Signs was circulated during the final years of the Marcos dictatorship and had a total of 37 issues before it morphed into another form. Other publications circulated at this time were the We Forum, Malaya, Veritas, Mr and Ms, Sic of the Times, and Who, the University of the Philippines’ Philippine Collegian, and the Catholic Church’s Various Reports, Signs of the Times and Ichtys, and the Task Force Detainees of the Philippines’ Update. They were later collectively called the “mosquito press,” because by their small bites they stretched and broke the limits of the regime’s censorship rules. The underground press, to which belonged mostly clandestine national and regional newsletters such as Ang Bayan and Liberation defied Marcos censors from day-one. They provided reliable information about events happening in the country in the midst of the regime’s efforts to ram its rosy propaganda down the people’s throats.

Bantayog acknowledges the courageous efforts of the people and groups behind these publications, who lived through their commitment often at the risk of loss of incomes, security, profitable careers, and worse, imprisonment or even death. They gave life to the people’s struggle for the right to a free press, free speech, and free expression under the brutal dictatorship.

Searchable versions of these publications that defied Marcos censorship will soon be available.

Signs is published by Crossroads Publications Inc. the Editorial Board at that time was composed of Bishop Antonino Nepomuceno, OMI, Fr. Benigno Mayo, SJ, Fr. Pedro Arguillas, MSC, Fr. Primo Racimo, Laura Ocampo, Atty. Felicitas Aquino, Dr. Levi Oracion.

Ma. Sophia L. Bodegon was the editor, with Ibarra C. Mateo and Celine Claire B. Reyes as staff writers.

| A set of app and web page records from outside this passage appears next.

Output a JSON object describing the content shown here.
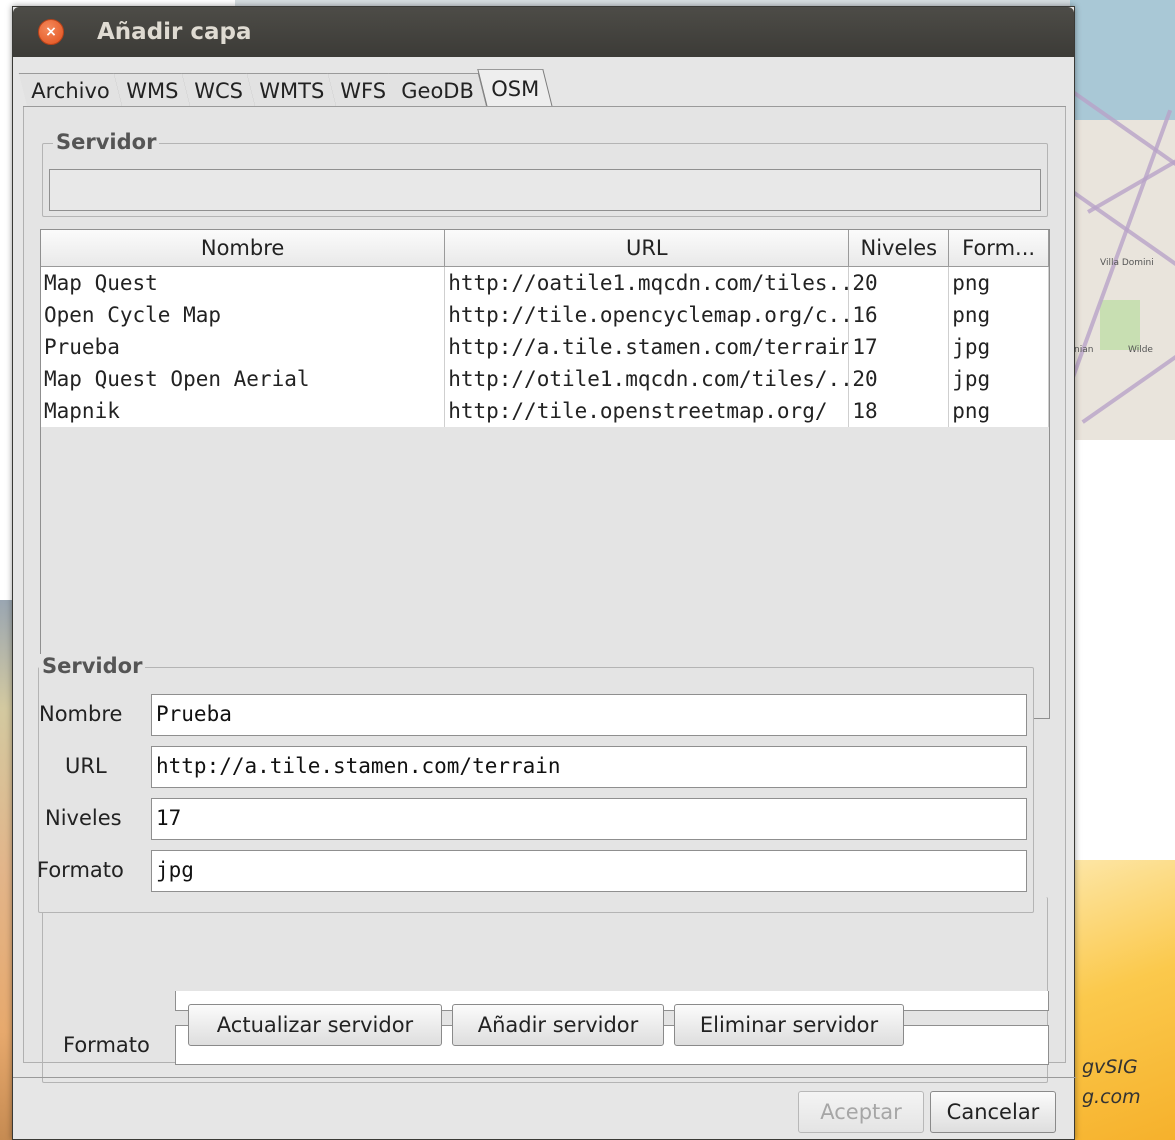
{
  "dialog": {
    "title": "Añadir capa",
    "tabs": [
      "Archivo",
      "WMS",
      "WCS",
      "WMTS",
      "WFS",
      "GeoDB",
      "OSM"
    ],
    "active_tab": "OSM"
  },
  "server_group": {
    "legend": "Servidor",
    "value": ""
  },
  "table": {
    "columns": [
      "Nombre",
      "URL",
      "Niveles",
      "Form..."
    ],
    "rows": [
      [
        "Map Quest",
        "http://oatile1.mqcdn.com/tiles...",
        "20",
        "png"
      ],
      [
        "Open Cycle Map",
        "http://tile.opencyclemap.org/c...",
        "16",
        "png"
      ],
      [
        "Prueba",
        "http://a.tile.stamen.com/terrain",
        "17",
        "jpg"
      ],
      [
        "Map Quest Open Aerial",
        "http://otile1.mqcdn.com/tiles/...",
        "20",
        "jpg"
      ],
      [
        "Mapnik",
        "http://tile.openstreetmap.org/",
        "18",
        "png"
      ]
    ]
  },
  "details": {
    "legend": "Servidor",
    "nombre_label": "Nombre",
    "nombre_value": "Prueba",
    "url_label": "URL",
    "url_value": "http://a.tile.stamen.com/terrain",
    "niveles_label": "Niveles",
    "niveles_value": "17",
    "formato_label": "Formato",
    "formato_value": "jpg",
    "formato_label_2": "Formato",
    "formato_value_2": ""
  },
  "buttons": {
    "update": "Actualizar servidor",
    "add": "Añadir servidor",
    "remove": "Eliminar servidor",
    "accept": "Aceptar",
    "cancel": "Cancelar"
  },
  "background": {
    "brand_line1": "gvSIG",
    "brand_line2": "g.com",
    "map_label_1": "Villa Domini",
    "map_label_2": "nian",
    "map_label_3": "Wilde"
  }
}
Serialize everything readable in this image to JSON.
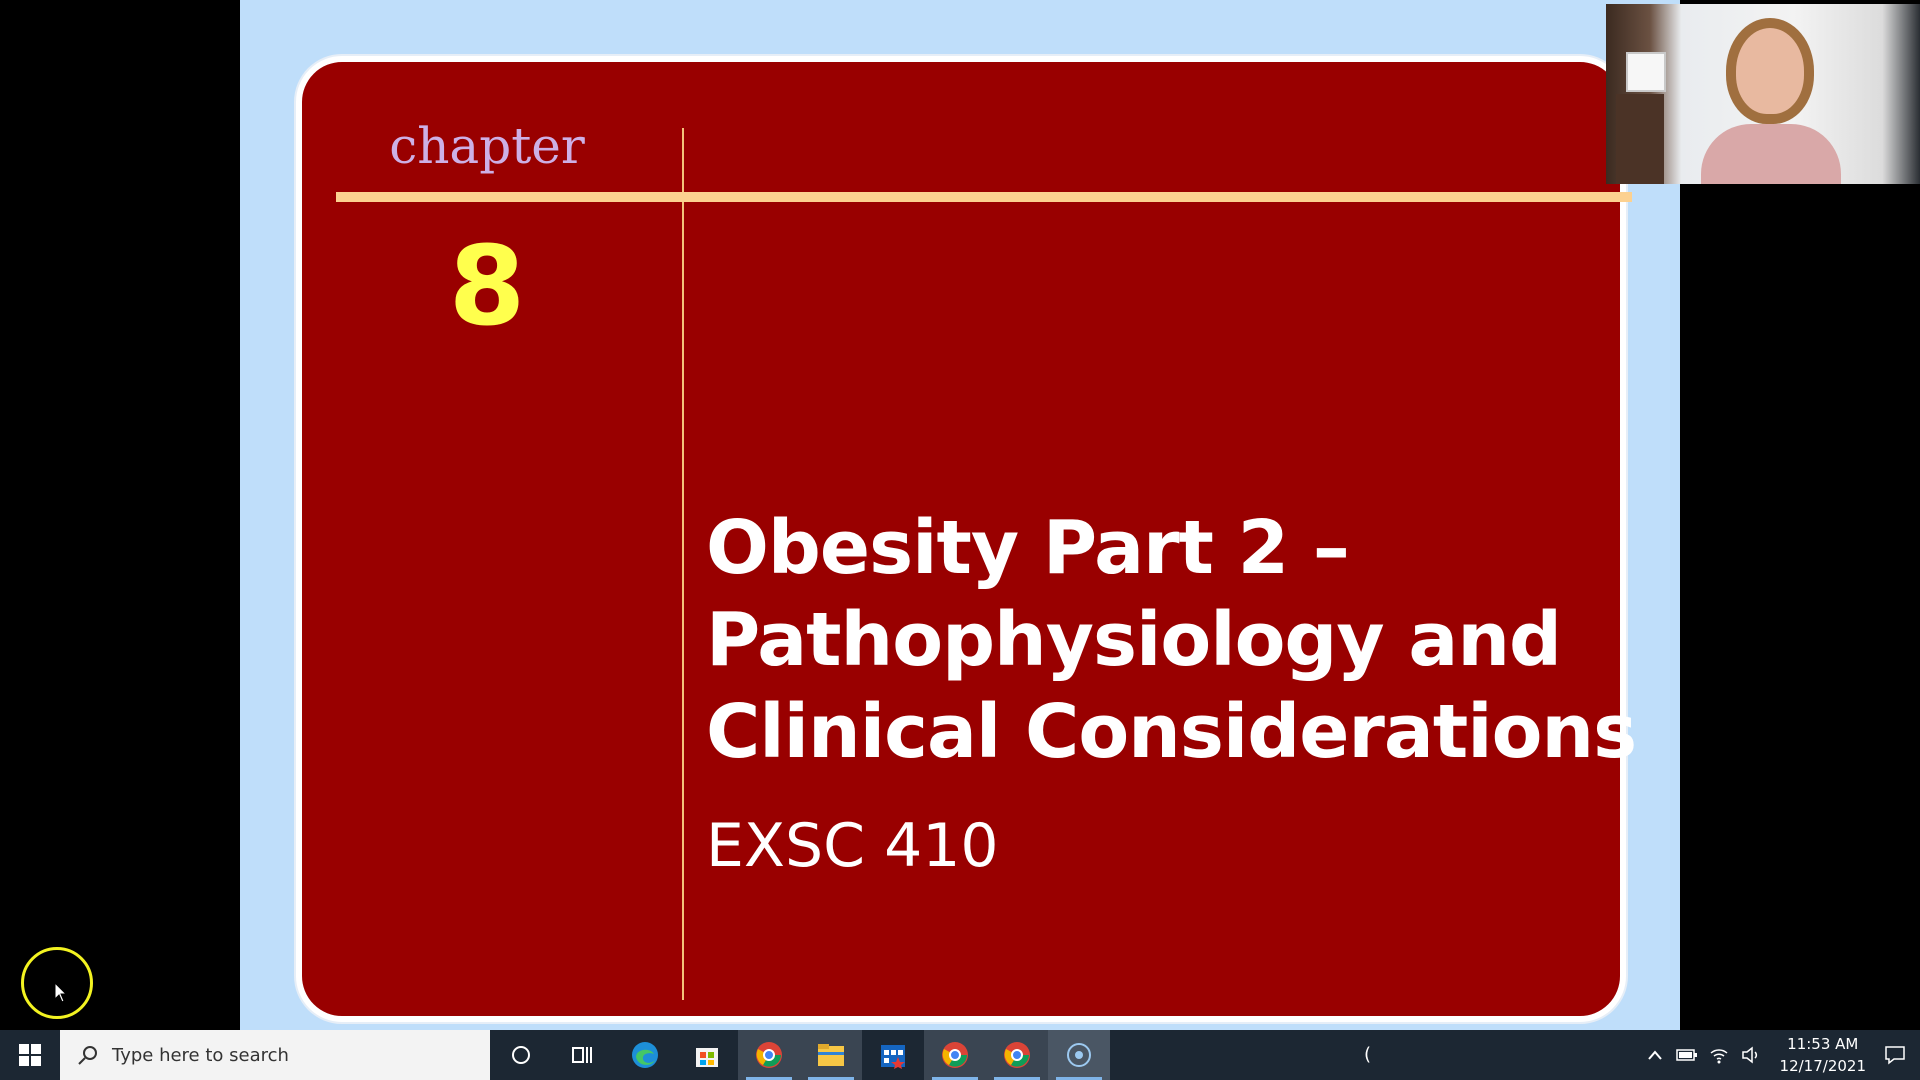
{
  "slide": {
    "chapter_word": "chapter",
    "chapter_number": "8",
    "title_lines": [
      "Obesity Part 2 –",
      "Pathophysiology and",
      "Clinical Considerations"
    ],
    "subtitle": "EXSC 410",
    "colors": {
      "slide_background": "#990000",
      "outer_background": "#bfdefa",
      "accent_rule": "#fcd190",
      "chapter_word": "#cdb0e6",
      "chapter_number": "#ffff4d"
    }
  },
  "webcam": {
    "label": "presenter-webcam"
  },
  "taskbar": {
    "search_placeholder": "Type here to search",
    "apps": [
      {
        "name": "cortana-icon"
      },
      {
        "name": "task-view-icon"
      },
      {
        "name": "edge-icon"
      },
      {
        "name": "store-icon"
      },
      {
        "name": "chrome-icon"
      },
      {
        "name": "file-explorer-icon"
      },
      {
        "name": "calendar-app-icon"
      },
      {
        "name": "chrome-profile-2-icon"
      },
      {
        "name": "chrome-profile-3-icon"
      },
      {
        "name": "recording-app-icon"
      }
    ],
    "clock": {
      "time": "11:53 AM",
      "date": "12/17/2021"
    },
    "stray_glyph": "("
  }
}
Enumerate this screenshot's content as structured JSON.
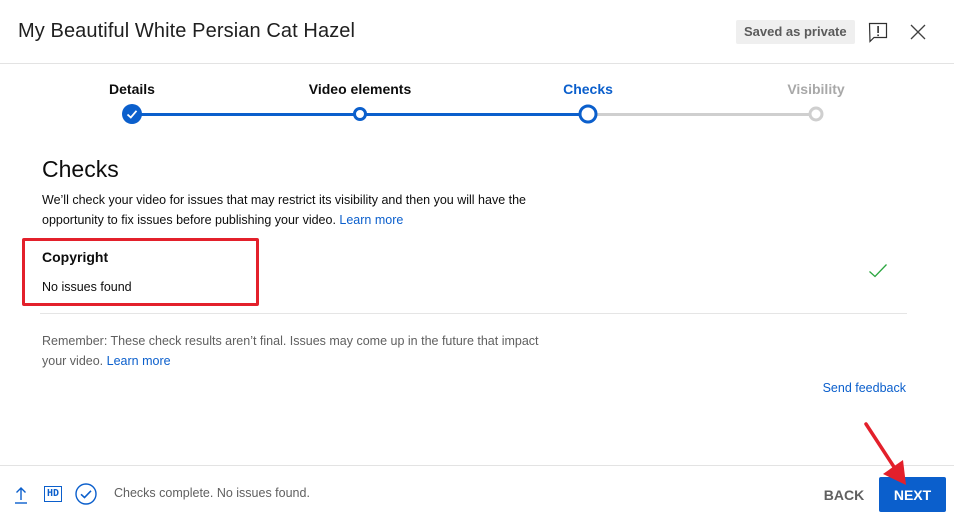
{
  "header": {
    "title": "My Beautiful White Persian Cat Hazel",
    "saved_badge": "Saved as private",
    "feedback_icon": "report-feedback-icon",
    "close_icon": "close-icon"
  },
  "stepper": {
    "steps": [
      {
        "label": "Details",
        "state": "done"
      },
      {
        "label": "Video elements",
        "state": "done"
      },
      {
        "label": "Checks",
        "state": "active"
      },
      {
        "label": "Visibility",
        "state": "todo"
      }
    ]
  },
  "main": {
    "title": "Checks",
    "description": "We’ll check your video for issues that may restrict its visibility and then you will have the opportunity to fix issues before publishing your video.",
    "learn_more": "Learn more",
    "checks": [
      {
        "title": "Copyright",
        "status": "No issues found",
        "icon": "check-icon"
      }
    ],
    "reminder": "Remember: These check results aren’t final. Issues may come up in the future that impact your video.",
    "reminder_learn_more": "Learn more",
    "send_feedback": "Send feedback"
  },
  "footer": {
    "hd_label": "HD",
    "status": "Checks complete. No issues found.",
    "back_label": "BACK",
    "next_label": "NEXT"
  },
  "colors": {
    "accent": "#0b5fcc",
    "success": "#2ba640",
    "highlight": "#e3202b",
    "muted": "#606060"
  }
}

Contributing photographer was Alberto Marques, Ma. Ceres P. Doyo was the chief of correspondents, Nes Jacinto on production, Ram Flores for editorial assistant, and Edgardo del Val was the business manager.